**What to work on**
Give the data below again exactly as written, without its pictures.

**Dataset rows for apps and sites**
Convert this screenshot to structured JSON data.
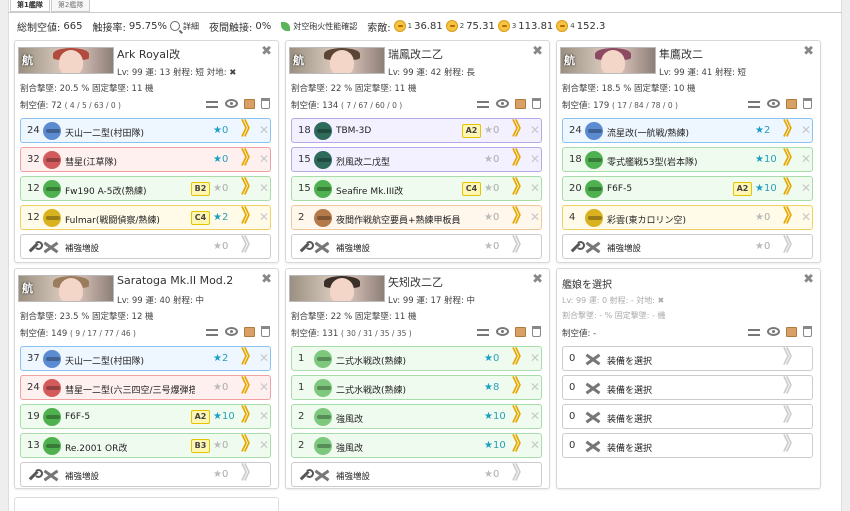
{
  "tabs": [
    "第1艦隊",
    "第2艦隊"
  ],
  "summary": {
    "air_label": "総制空値:",
    "air_value": "665",
    "contact_label": "触接率:",
    "contact_value": "95.75%",
    "detail_label": "詳細",
    "night_label": "夜間触接:",
    "night_value": "0%",
    "aa_check_label": "対空砲火性能確認",
    "enemy_label": "索敵:",
    "los": [
      {
        "lvl": "1",
        "val": "36.81"
      },
      {
        "lvl": "2",
        "val": "75.31"
      },
      {
        "lvl": "3",
        "val": "113.81"
      },
      {
        "lvl": "4",
        "val": "152.3"
      }
    ]
  },
  "ships": [
    {
      "name": "Ark Royal改",
      "kana": "航",
      "meta": "Lv: 99  運: 13  射程: 短  対地: ✖",
      "rates": "割合撃墜: 20.5 %  固定撃墜: 11 機",
      "air_label": "制空値:",
      "air_value": "72",
      "air_detail": "( 4 / 5 / 63 / 0 )",
      "hair": "#b34a3e",
      "slots": [
        {
          "num": "24",
          "icon": "torpedo-bomber-icon",
          "name": "天山一二型(村田隊)",
          "prof": "",
          "star": "0",
          "on": true,
          "color": "c-blue",
          "chev": true
        },
        {
          "num": "32",
          "icon": "dive-bomber-icon",
          "name": "彗星(江草隊)",
          "prof": "",
          "star": "0",
          "on": true,
          "color": "c-red",
          "chev": true
        },
        {
          "num": "12",
          "icon": "fighter-icon",
          "name": "Fw190 A-5改(熟練)",
          "prof": "B2",
          "star": "0",
          "on": false,
          "color": "c-green",
          "chev": true
        },
        {
          "num": "12",
          "icon": "recon-icon",
          "name": "Fulmar(戦闘偵察/熟練)",
          "prof": "C4",
          "star": "2",
          "on": true,
          "color": "c-yellow",
          "chev": true
        }
      ],
      "reinforce": {
        "label": "補強増設",
        "star": "0"
      }
    },
    {
      "name": "瑞鳳改二乙",
      "kana": "航",
      "meta": "Lv: 99  運: 42  射程: 長",
      "rates": "割合撃墜: 22 %  固定撃墜: 11 機",
      "air_label": "制空値:",
      "air_value": "134",
      "air_detail": "( 7 / 67 / 60 / 0 )",
      "hair": "#5b4636",
      "slots": [
        {
          "num": "18",
          "icon": "asw-bomber-icon",
          "name": "TBM-3D",
          "prof": "A2",
          "star": "0",
          "on": false,
          "color": "c-purple",
          "chev": true
        },
        {
          "num": "15",
          "icon": "asw-bomber-icon",
          "name": "烈風改二戊型",
          "prof": "",
          "star": "0",
          "on": false,
          "color": "c-purple",
          "chev": true
        },
        {
          "num": "15",
          "icon": "fighter-icon",
          "name": "Seafire Mk.III改",
          "prof": "C4",
          "star": "0",
          "on": false,
          "color": "c-green",
          "chev": true
        },
        {
          "num": "2",
          "icon": "night-personnel-icon",
          "name": "夜間作戦航空要員+熟練甲板員",
          "prof": "",
          "star": "0",
          "on": false,
          "color": "c-orange",
          "chev": true
        }
      ],
      "reinforce": {
        "label": "補強増設",
        "star": "0"
      }
    },
    {
      "name": "隼鷹改二",
      "kana": "航",
      "meta": "Lv: 99  運: 41  射程: 短",
      "rates": "割合撃墜: 18.5 %  固定撃墜: 10 機",
      "air_label": "制空値:",
      "air_value": "179",
      "air_detail": "( 17 / 84 / 78 / 0 )",
      "hair": "#8e4a62",
      "slots": [
        {
          "num": "24",
          "icon": "torpedo-bomber-icon",
          "name": "流星改(一航戦/熟練)",
          "prof": "",
          "star": "2",
          "on": true,
          "color": "c-blue",
          "chev": true
        },
        {
          "num": "18",
          "icon": "fighter-icon",
          "name": "零式艦戦53型(岩本隊)",
          "prof": "",
          "star": "10",
          "on": true,
          "color": "c-green",
          "chev": true
        },
        {
          "num": "20",
          "icon": "fighter-icon",
          "name": "F6F-5",
          "prof": "A2",
          "star": "10",
          "on": true,
          "color": "c-green",
          "chev": true
        },
        {
          "num": "4",
          "icon": "recon-icon",
          "name": "彩雲(東カロリン空)",
          "prof": "",
          "star": "0",
          "on": false,
          "color": "c-yellow",
          "chev": true
        }
      ],
      "reinforce": {
        "label": "補強増設",
        "star": "0"
      }
    },
    {
      "name": "Saratoga Mk.II Mod.2",
      "kana": "航",
      "meta": "Lv: 99  運: 40  射程: 中",
      "rates": "割合撃墜: 23.5 %  固定撃墜: 12 機",
      "air_label": "制空値:",
      "air_value": "149",
      "air_detail": "( 9 / 17 / 77 / 46 )",
      "hair": "#9b7c5e",
      "slots": [
        {
          "num": "37",
          "icon": "torpedo-bomber-icon",
          "name": "天山一二型(村田隊)",
          "prof": "",
          "star": "2",
          "on": true,
          "color": "c-blue",
          "chev": true
        },
        {
          "num": "24",
          "icon": "dive-bomber-icon",
          "name": "彗星一二型(六三四空/三号爆弾搭…",
          "prof": "",
          "star": "0",
          "on": false,
          "color": "c-red",
          "chev": true
        },
        {
          "num": "19",
          "icon": "fighter-icon",
          "name": "F6F-5",
          "prof": "A2",
          "star": "10",
          "on": true,
          "color": "c-green",
          "chev": true
        },
        {
          "num": "13",
          "icon": "fighter-icon",
          "name": "Re.2001 OR改",
          "prof": "B3",
          "star": "0",
          "on": false,
          "color": "c-green",
          "chev": true
        }
      ],
      "reinforce": {
        "label": "補強増設",
        "star": "0"
      }
    },
    {
      "name": "矢矧改二乙",
      "kana": "",
      "meta": "Lv: 99  運: 17  射程: 中",
      "rates": "割合撃墜: 22 %  固定撃墜: 11 機",
      "air_label": "制空値:",
      "air_value": "131",
      "air_detail": "( 30 / 31 / 35 / 35 )",
      "hair": "#3b2f2a",
      "slots": [
        {
          "num": "1",
          "icon": "seaplane-fighter-icon",
          "name": "二式水戦改(熟練)",
          "prof": "",
          "star": "0",
          "on": true,
          "color": "c-green",
          "chev": true
        },
        {
          "num": "1",
          "icon": "seaplane-fighter-icon",
          "name": "二式水戦改(熟練)",
          "prof": "",
          "star": "8",
          "on": true,
          "color": "c-green",
          "chev": true
        },
        {
          "num": "2",
          "icon": "seaplane-fighter-icon",
          "name": "強風改",
          "prof": "",
          "star": "10",
          "on": true,
          "color": "c-green",
          "chev": true
        },
        {
          "num": "2",
          "icon": "seaplane-fighter-icon",
          "name": "強風改",
          "prof": "",
          "star": "10",
          "on": true,
          "color": "c-green",
          "chev": true
        }
      ],
      "reinforce": {
        "label": "補強増設",
        "star": "0"
      }
    }
  ],
  "empty_ship": {
    "title": "艦娘を選択",
    "meta": "Lv: 99  運: 0  射程: -  対地: ✖",
    "rates": "割合撃墜: - %  固定撃墜: - 機",
    "air_label": "制空値:",
    "air_value": "-",
    "slots": [
      {
        "num": "0",
        "label": "装備を選択"
      },
      {
        "num": "0",
        "label": "装備を選択"
      },
      {
        "num": "0",
        "label": "装備を選択"
      },
      {
        "num": "0",
        "label": "装備を選択"
      }
    ]
  },
  "colors": {
    "torpedo-bomber-icon": "#5b8bd1",
    "dive-bomber-icon": "#d45b5b",
    "fighter-icon": "#4fb04f",
    "recon-icon": "#d9b21f",
    "asw-bomber-icon": "#2f6b5b",
    "night-personnel-icon": "#b57a4a",
    "seaplane-fighter-icon": "#7ec87e",
    "accent": "#1aa0c4",
    "chevron": "#e6a800"
  }
}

**Problem solution**
Convert this screenshot to structured JSON data.
{
  "tabs": [
    "第1艦隊",
    "第2艦隊"
  ],
  "summary": {
    "air_label": "総制空値:",
    "air_value": "665",
    "contact_label": "触接率:",
    "contact_value": "95.75%",
    "detail_label": "詳細",
    "night_label": "夜間触接:",
    "night_value": "0%",
    "aa_check_label": "対空砲火性能確認",
    "enemy_label": "索敵:",
    "los": [
      {
        "lvl": "1",
        "val": "36.81"
      },
      {
        "lvl": "2",
        "val": "75.31"
      },
      {
        "lvl": "3",
        "val": "113.81"
      },
      {
        "lvl": "4",
        "val": "152.3"
      }
    ]
  },
  "ships": [
    {
      "name": "Ark Royal改",
      "kana": "航",
      "meta": "Lv: 99  運: 13  射程: 短  対地: ✖",
      "rates": "割合撃墜: 20.5 %  固定撃墜: 11 機",
      "air_label": "制空値:",
      "air_value": "72",
      "air_detail": "( 4 / 5 / 63 / 0 )",
      "hair": "#b34a3e",
      "slots": [
        {
          "num": "24",
          "icon": "torpedo-bomber-icon",
          "name": "天山一二型(村田隊)",
          "prof": "",
          "star": "0",
          "on": true,
          "color": "c-blue",
          "chev": true
        },
        {
          "num": "32",
          "icon": "dive-bomber-icon",
          "name": "彗星(江草隊)",
          "prof": "",
          "star": "0",
          "on": true,
          "color": "c-red",
          "chev": true
        },
        {
          "num": "12",
          "icon": "fighter-icon",
          "name": "Fw190 A-5改(熟練)",
          "prof": "B2",
          "star": "0",
          "on": false,
          "color": "c-green",
          "chev": true
        },
        {
          "num": "12",
          "icon": "recon-icon",
          "name": "Fulmar(戦闘偵察/熟練)",
          "prof": "C4",
          "star": "2",
          "on": true,
          "color": "c-yellow",
          "chev": true
        }
      ],
      "reinforce": {
        "label": "補強増設",
        "star": "0"
      }
    },
    {
      "name": "瑞鳳改二乙",
      "kana": "航",
      "meta": "Lv: 99  運: 42  射程: 長",
      "rates": "割合撃墜: 22 %  固定撃墜: 11 機",
      "air_label": "制空値:",
      "air_value": "134",
      "air_detail": "( 7 / 67 / 60 / 0 )",
      "hair": "#5b4636",
      "slots": [
        {
          "num": "18",
          "icon": "asw-bomber-icon",
          "name": "TBM-3D",
          "prof": "A2",
          "star": "0",
          "on": false,
          "color": "c-purple",
          "chev": true
        },
        {
          "num": "15",
          "icon": "asw-bomber-icon",
          "name": "烈風改二戊型",
          "prof": "",
          "star": "0",
          "on": false,
          "color": "c-purple",
          "chev": true
        },
        {
          "num": "15",
          "icon": "fighter-icon",
          "name": "Seafire Mk.III改",
          "prof": "C4",
          "star": "0",
          "on": false,
          "color": "c-green",
          "chev": true
        },
        {
          "num": "2",
          "icon": "night-personnel-icon",
          "name": "夜間作戦航空要員+熟練甲板員",
          "prof": "",
          "star": "0",
          "on": false,
          "color": "c-orange",
          "chev": true
        }
      ],
      "reinforce": {
        "label": "補強増設",
        "star": "0"
      }
    },
    {
      "name": "隼鷹改二",
      "kana": "航",
      "meta": "Lv: 99  運: 41  射程: 短",
      "rates": "割合撃墜: 18.5 %  固定撃墜: 10 機",
      "air_label": "制空値:",
      "air_value": "179",
      "air_detail": "( 17 / 84 / 78 / 0 )",
      "hair": "#8e4a62",
      "slots": [
        {
          "num": "24",
          "icon": "torpedo-bomber-icon",
          "name": "流星改(一航戦/熟練)",
          "prof": "",
          "star": "2",
          "on": true,
          "color": "c-blue",
          "chev": true
        },
        {
          "num": "18",
          "icon": "fighter-icon",
          "name": "零式艦戦53型(岩本隊)",
          "prof": "",
          "star": "10",
          "on": true,
          "color": "c-green",
          "chev": true
        },
        {
          "num": "20",
          "icon": "fighter-icon",
          "name": "F6F-5",
          "prof": "A2",
          "star": "10",
          "on": true,
          "color": "c-green",
          "chev": true
        },
        {
          "num": "4",
          "icon": "recon-icon",
          "name": "彩雲(東カロリン空)",
          "prof": "",
          "star": "0",
          "on": false,
          "color": "c-yellow",
          "chev": true
        }
      ],
      "reinforce": {
        "label": "補強増設",
        "star": "0"
      }
    },
    {
      "name": "Saratoga Mk.II Mod.2",
      "kana": "航",
      "meta": "Lv: 99  運: 40  射程: 中",
      "rates": "割合撃墜: 23.5 %  固定撃墜: 12 機",
      "air_label": "制空値:",
      "air_value": "149",
      "air_detail": "( 9 / 17 / 77 / 46 )",
      "hair": "#9b7c5e",
      "slots": [
        {
          "num": "37",
          "icon": "torpedo-bomber-icon",
          "name": "天山一二型(村田隊)",
          "prof": "",
          "star": "2",
          "on": true,
          "color": "c-blue",
          "chev": true
        },
        {
          "num": "24",
          "icon": "dive-bomber-icon",
          "name": "彗星一二型(六三四空/三号爆弾搭…",
          "prof": "",
          "star": "0",
          "on": false,
          "color": "c-red",
          "chev": true
        },
        {
          "num": "19",
          "icon": "fighter-icon",
          "name": "F6F-5",
          "prof": "A2",
          "star": "10",
          "on": true,
          "color": "c-green",
          "chev": true
        },
        {
          "num": "13",
          "icon": "fighter-icon",
          "name": "Re.2001 OR改",
          "prof": "B3",
          "star": "0",
          "on": false,
          "color": "c-green",
          "chev": true
        }
      ],
      "reinforce": {
        "label": "補強増設",
        "star": "0"
      }
    },
    {
      "name": "矢矧改二乙",
      "kana": "",
      "meta": "Lv: 99  運: 17  射程: 中",
      "rates": "割合撃墜: 22 %  固定撃墜: 11 機",
      "air_label": "制空値:",
      "air_value": "131",
      "air_detail": "( 30 / 31 / 35 / 35 )",
      "hair": "#3b2f2a",
      "slots": [
        {
          "num": "1",
          "icon": "seaplane-fighter-icon",
          "name": "二式水戦改(熟練)",
          "prof": "",
          "star": "0",
          "on": true,
          "color": "c-green",
          "chev": true
        },
        {
          "num": "1",
          "icon": "seaplane-fighter-icon",
          "name": "二式水戦改(熟練)",
          "prof": "",
          "star": "8",
          "on": true,
          "color": "c-green",
          "chev": true
        },
        {
          "num": "2",
          "icon": "seaplane-fighter-icon",
          "name": "強風改",
          "prof": "",
          "star": "10",
          "on": true,
          "color": "c-green",
          "chev": true
        },
        {
          "num": "2",
          "icon": "seaplane-fighter-icon",
          "name": "強風改",
          "prof": "",
          "star": "10",
          "on": true,
          "color": "c-green",
          "chev": true
        }
      ],
      "reinforce": {
        "label": "補強増設",
        "star": "0"
      }
    }
  ],
  "empty_ship": {
    "title": "艦娘を選択",
    "meta": "Lv: 99  運: 0  射程: -  対地: ✖",
    "rates": "割合撃墜: - %  固定撃墜: - 機",
    "air_label": "制空値:",
    "air_value": "-",
    "slots": [
      {
        "num": "0",
        "label": "装備を選択"
      },
      {
        "num": "0",
        "label": "装備を選択"
      },
      {
        "num": "0",
        "label": "装備を選択"
      },
      {
        "num": "0",
        "label": "装備を選択"
      }
    ]
  },
  "colors": {
    "torpedo-bomber-icon": "#5b8bd1",
    "dive-bomber-icon": "#d45b5b",
    "fighter-icon": "#4fb04f",
    "recon-icon": "#d9b21f",
    "asw-bomber-icon": "#2f6b5b",
    "night-personnel-icon": "#b57a4a",
    "seaplane-fighter-icon": "#7ec87e",
    "accent": "#1aa0c4",
    "chevron": "#e6a800"
  }
}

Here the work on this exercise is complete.